Ebrahim Patel, South Africa’s Minister of Trade, Industry and Competition, should beware of the law of unintended consequences.
Because he reportedly believed it would raise chicken prices at a time of high food price inflation, the minister has approved – but delayed for 12 months – the imposition of anti-dumping duties against chicken portions from Brazil and four European Union countries.
As FairPlay founder Francois Baird pointed out, applying those duties would have had little or no effect on South African chicken prices. The losers will be South African poultry producers and Minister Patel’s poultry master plan.
The move invites a deluge of dumped imports that would do untold damage to the credibility of both Patel and the master plan he has driven since its inception.
The delay is a “licence to dump” for those five countries for the next year. They know that stiff anti-dumping duties are coming, so the incentive will be for them to ship as much of their surplus chicken portions to South Africa as they can before the gates close.
They can bring it in at whatever impossibly low price they like, and nobody will stop them.

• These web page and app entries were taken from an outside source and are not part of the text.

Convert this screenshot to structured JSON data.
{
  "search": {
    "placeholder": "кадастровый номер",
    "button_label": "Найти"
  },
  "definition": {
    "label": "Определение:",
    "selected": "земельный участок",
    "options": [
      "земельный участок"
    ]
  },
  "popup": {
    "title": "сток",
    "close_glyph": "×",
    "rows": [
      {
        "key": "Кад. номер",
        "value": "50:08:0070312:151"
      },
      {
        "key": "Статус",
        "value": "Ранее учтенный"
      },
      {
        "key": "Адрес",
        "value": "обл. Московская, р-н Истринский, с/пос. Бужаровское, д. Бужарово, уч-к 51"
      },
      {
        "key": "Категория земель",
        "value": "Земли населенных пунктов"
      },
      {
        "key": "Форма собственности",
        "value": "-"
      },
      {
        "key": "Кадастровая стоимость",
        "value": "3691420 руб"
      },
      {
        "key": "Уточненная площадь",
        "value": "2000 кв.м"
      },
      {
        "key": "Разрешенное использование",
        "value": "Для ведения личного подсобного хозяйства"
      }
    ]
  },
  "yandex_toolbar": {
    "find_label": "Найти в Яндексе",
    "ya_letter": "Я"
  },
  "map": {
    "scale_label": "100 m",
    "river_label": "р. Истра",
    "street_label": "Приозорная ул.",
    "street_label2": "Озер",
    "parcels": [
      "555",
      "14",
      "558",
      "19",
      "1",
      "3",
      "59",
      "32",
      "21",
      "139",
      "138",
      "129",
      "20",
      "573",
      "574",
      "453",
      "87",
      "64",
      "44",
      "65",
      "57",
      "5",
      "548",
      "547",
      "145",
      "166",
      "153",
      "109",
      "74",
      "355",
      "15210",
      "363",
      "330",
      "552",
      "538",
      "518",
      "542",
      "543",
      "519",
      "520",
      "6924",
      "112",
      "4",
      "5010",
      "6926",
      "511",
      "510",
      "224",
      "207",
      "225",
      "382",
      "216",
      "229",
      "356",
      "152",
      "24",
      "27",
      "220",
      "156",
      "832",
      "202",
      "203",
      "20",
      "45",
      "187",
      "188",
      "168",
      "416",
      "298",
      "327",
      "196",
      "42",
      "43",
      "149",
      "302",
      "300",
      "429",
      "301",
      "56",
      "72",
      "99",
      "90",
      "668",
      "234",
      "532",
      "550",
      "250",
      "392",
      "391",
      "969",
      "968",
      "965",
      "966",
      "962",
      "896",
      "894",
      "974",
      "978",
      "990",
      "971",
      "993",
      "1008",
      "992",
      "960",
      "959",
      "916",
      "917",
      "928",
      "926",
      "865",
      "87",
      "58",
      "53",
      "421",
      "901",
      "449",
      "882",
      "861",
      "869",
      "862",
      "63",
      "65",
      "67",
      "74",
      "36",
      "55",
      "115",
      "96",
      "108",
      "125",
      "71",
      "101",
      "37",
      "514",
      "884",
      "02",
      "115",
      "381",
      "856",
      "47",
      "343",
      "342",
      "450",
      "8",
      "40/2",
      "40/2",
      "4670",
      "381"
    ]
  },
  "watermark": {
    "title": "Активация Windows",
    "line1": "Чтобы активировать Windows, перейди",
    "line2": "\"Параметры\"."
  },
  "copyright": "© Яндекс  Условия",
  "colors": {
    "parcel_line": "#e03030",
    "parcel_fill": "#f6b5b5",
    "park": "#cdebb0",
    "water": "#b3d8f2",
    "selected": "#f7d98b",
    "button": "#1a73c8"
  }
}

The “please dump here” invitation applies only to Brazil at the moment, as all EU countries are prevented from exporting to South Africa because of bird flu out breaks. As soon as those bans are lifted, they will be racing to catch up.
Local producers have invested millions in expanded production on the understanding that imports – and particularly dumped imports – would be curtailed in terms of the master plan. The first to suffer from a new flood of dumped imports would be the small-scale black farmers encouraged by the master plan to set up or grow their businesses.
South African consumers are also unlikely to benefit. Importers have not previously passed on to consumers the benefits of low and dumped import prices. Now Minister Patel has told importers to act quickly because they have a year in which to get even richer.
Minister Patel has been poorly advised. He should “rethink, reconsider and reverse his decision,” Baird said.
If Minister Patel really wants to benefit the poor, he should encourage his cabinet colleagues to remove the 15% VAT from the chicken portions most purchased by low-income consumers.
As FairPlay has been urging since 2018, VAT-free chicken would result in an immediate drop in chicken prices.